This phenomenon is extraordinarily important to marketers. Mineo explains that when consumers discover a brand, they need to begin to see it everywhere—as she says, they need to be “nurtured” with further exposure in the form of targeted emails and online ads in addition to encouraging them to spend time browsing the pages of the Web site.
A study done by a group of scholars in Canada explored the question of why we tend to remember the essence of what is said but not the exact words, a quirk of the hippocampus that they called the verbatim effect. Mineo points out that we are not so much reading online these days as skimming, which presents marketers with the problem of how to convey content; that’s why they like succinct, gaudy headings. Mineo suggests honing headings to draw maximum attention while describing the product accurately, making them searchable and sharable to encourage viewers to explore the site further, and memorable so consumers will remember the key search words that bring the page up again, ideally at the top of the search results.
When we’re getting ready to go on vacation, we tend to set out in groups the things we want to pack: clothes in one heap, footwear in another, swimming gear, toiletries, electronics… That’s because our short-term memory is limited to just a few bits of information at one time. It’s easier to remember to bring each item if it’s clustered with other items of the same type; a general category acts as a mnemonic device for the associated items.

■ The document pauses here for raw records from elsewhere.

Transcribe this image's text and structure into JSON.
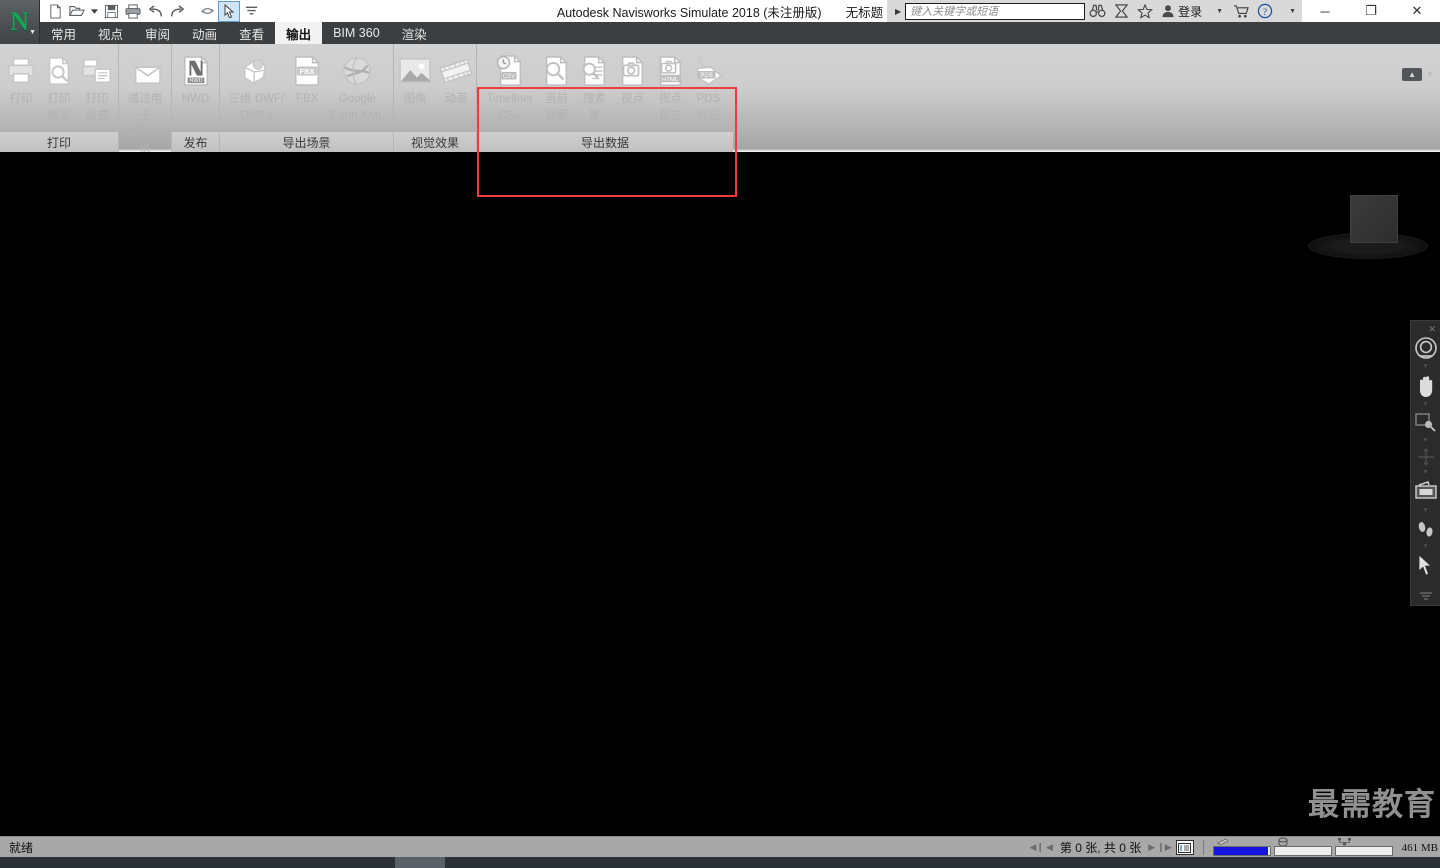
{
  "window": {
    "app_title": "Autodesk Navisworks Simulate 2018 (未注册版)",
    "document_title": "无标题",
    "logo_letter": "N"
  },
  "quick_access": [
    {
      "name": "new-file-icon",
      "glyph": "὜B"
    },
    {
      "name": "open-file-icon",
      "glyph": "Ὄ2"
    },
    {
      "name": "save-icon",
      "glyph": "ὋE"
    },
    {
      "name": "print-icon",
      "glyph": "⎙"
    },
    {
      "name": "undo-icon",
      "glyph": "↶"
    },
    {
      "name": "redo-icon",
      "glyph": "↷"
    },
    {
      "name": "refresh-icon",
      "glyph": "↻"
    },
    {
      "name": "select-cursor-icon",
      "glyph": "➤"
    },
    {
      "name": "customize-qat-icon",
      "glyph": "≡"
    }
  ],
  "infocenter": {
    "search_placeholder": "键入关键字或短语",
    "login_label": "登录",
    "icons": [
      "binoculars-icon",
      "subscription-icon",
      "favorites-star-icon",
      "user-icon",
      "cart-icon",
      "help-icon"
    ]
  },
  "window_controls": {
    "minimize": "─",
    "maximize": "❐",
    "close": "✕"
  },
  "tabs": [
    {
      "label": "常用",
      "active": false
    },
    {
      "label": "视点",
      "active": false
    },
    {
      "label": "审阅",
      "active": false
    },
    {
      "label": "动画",
      "active": false
    },
    {
      "label": "查看",
      "active": false
    },
    {
      "label": "输出",
      "active": true
    },
    {
      "label": "BIM 360",
      "active": false
    },
    {
      "label": "渲染",
      "active": false
    }
  ],
  "ribbon": {
    "highlight_color": "#ef3b3b",
    "groups": [
      {
        "name": "print",
        "label": "打印",
        "highlighted": false,
        "buttons": [
          {
            "name": "print",
            "label": "打印",
            "icon": "printer-icon"
          },
          {
            "name": "print-preview",
            "label": "打印\n预览",
            "icon": "print-preview-icon"
          },
          {
            "name": "print-setup",
            "label": "打印\n设置",
            "icon": "print-setup-icon"
          }
        ]
      },
      {
        "name": "send",
        "label": "发送",
        "highlighted": false,
        "buttons": [
          {
            "name": "send-by-email",
            "label": "通过电子\n邮件发送",
            "icon": "email-icon"
          }
        ]
      },
      {
        "name": "publish",
        "label": "发布",
        "highlighted": false,
        "buttons": [
          {
            "name": "nwd",
            "label": "NWD",
            "icon": "nwd-file-icon"
          }
        ]
      },
      {
        "name": "export-scene",
        "label": "导出场景",
        "highlighted": false,
        "buttons": [
          {
            "name": "dwf-3d",
            "label": "三维 DWF/\nDWFx",
            "icon": "dwf-icon"
          },
          {
            "name": "fbx",
            "label": "FBX",
            "icon": "fbx-file-icon"
          },
          {
            "name": "google-earth-kml",
            "label": "Google\nEarth KML",
            "icon": "globe-icon"
          }
        ]
      },
      {
        "name": "visual-effects",
        "label": "视觉效果",
        "highlighted": false,
        "buttons": [
          {
            "name": "image",
            "label": "图像",
            "icon": "picture-icon"
          },
          {
            "name": "animation",
            "label": "动画",
            "icon": "film-icon"
          }
        ]
      },
      {
        "name": "export-data",
        "label": "导出数据",
        "highlighted": true,
        "buttons": [
          {
            "name": "timeliner-csv",
            "label": "Timeliner\nCSV",
            "icon": "csv-clock-file-icon"
          },
          {
            "name": "current-search",
            "label": "当前\n搜索",
            "icon": "search-file-icon"
          },
          {
            "name": "search-set",
            "label": "搜索\n集",
            "icon": "search-set-file-icon"
          },
          {
            "name": "viewpoint",
            "label": "视点",
            "icon": "camera-file-icon"
          },
          {
            "name": "viewpoint-report",
            "label": "视点\n报告",
            "icon": "html-camera-file-icon"
          },
          {
            "name": "pds-tag",
            "label": "PDS\n标记",
            "icon": "pds-tag-icon"
          }
        ]
      }
    ]
  },
  "navigation_bar": {
    "close_glyph": "✕",
    "items": [
      {
        "name": "steering-wheel-icon",
        "glyph": "◎",
        "dim": false
      },
      {
        "name": "pan-hand-icon",
        "glyph": "✋",
        "dim": false
      },
      {
        "name": "zoom-window-icon",
        "glyph": "ὐD",
        "dim": false
      },
      {
        "name": "orbit-icon",
        "glyph": "✥",
        "dim": true
      },
      {
        "name": "look-around-icon",
        "glyph": "▭",
        "dim": false
      },
      {
        "name": "walk-icon",
        "glyph": "὆3",
        "dim": false
      },
      {
        "name": "select-arrow-icon",
        "glyph": "➤",
        "dim": false
      }
    ]
  },
  "viewport": {
    "watermark": "最需教育",
    "viewcube_name": "view-cube"
  },
  "statusbar": {
    "ready_text": "就绪",
    "sheet_count_text": "第 0 张, 共 0 张",
    "memory_text": "461 MB",
    "nav_buttons": [
      "first-sheet",
      "previous-sheet",
      "next-sheet",
      "last-sheet",
      "sheet-browser"
    ],
    "gauges": [
      {
        "name": "drawing-progress-gauge",
        "fill_percent": 100,
        "fill_color": "#1515e0",
        "icon": "pencil-icon"
      },
      {
        "name": "disk-progress-gauge",
        "fill_percent": 0,
        "fill_color": "#1515e0",
        "icon": "disk-icon"
      },
      {
        "name": "server-progress-gauge",
        "fill_percent": 0,
        "fill_color": "#1515e0",
        "icon": "network-icon"
      }
    ]
  }
}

Marketers try to cluster content just as we group the stuff we’re packing for that trip, or as we list items under bullet points or use larger or different fonts to mark headings and subcategories, making it easier to read and remember clusters of analogous topics
Mineo reminds us of the truism that we don’t like to part with the things we acquire. She describes a study conducted by Daniel Kahneman in which most of the subjects who had been given a mug—a keepable—chose to keep it rather than trade it for chocolate—an edible—when offered the chance, and those who had been given nothing chose the mug over the chocolate when given the choice.
Marketers successfully exploit this possessive instinct. For example, an IT company may offer a free version of its software with a premium feature available for a limited time. After the trial period runs out, the users lose the premium feature unless they upgrade—and pay. There’s a risk involved, but many customers will become accustomed to having the premium software and will be averse to losing it.
Victims of the consumption epidemic have been infected with goals and values instilled by advertising and a society of excess. They live by the slogan “More is better”; pressured by advertising, they feel the need to earn more to buy still more. They don’t seem to know anymore how much is enough. Only by understanding the difference between sufficiency and surfeit and honestly examining their own behavior can they establish appropriate limits for themselves and recover from the disease of over-consumption; only then can they be masters of their lives once again.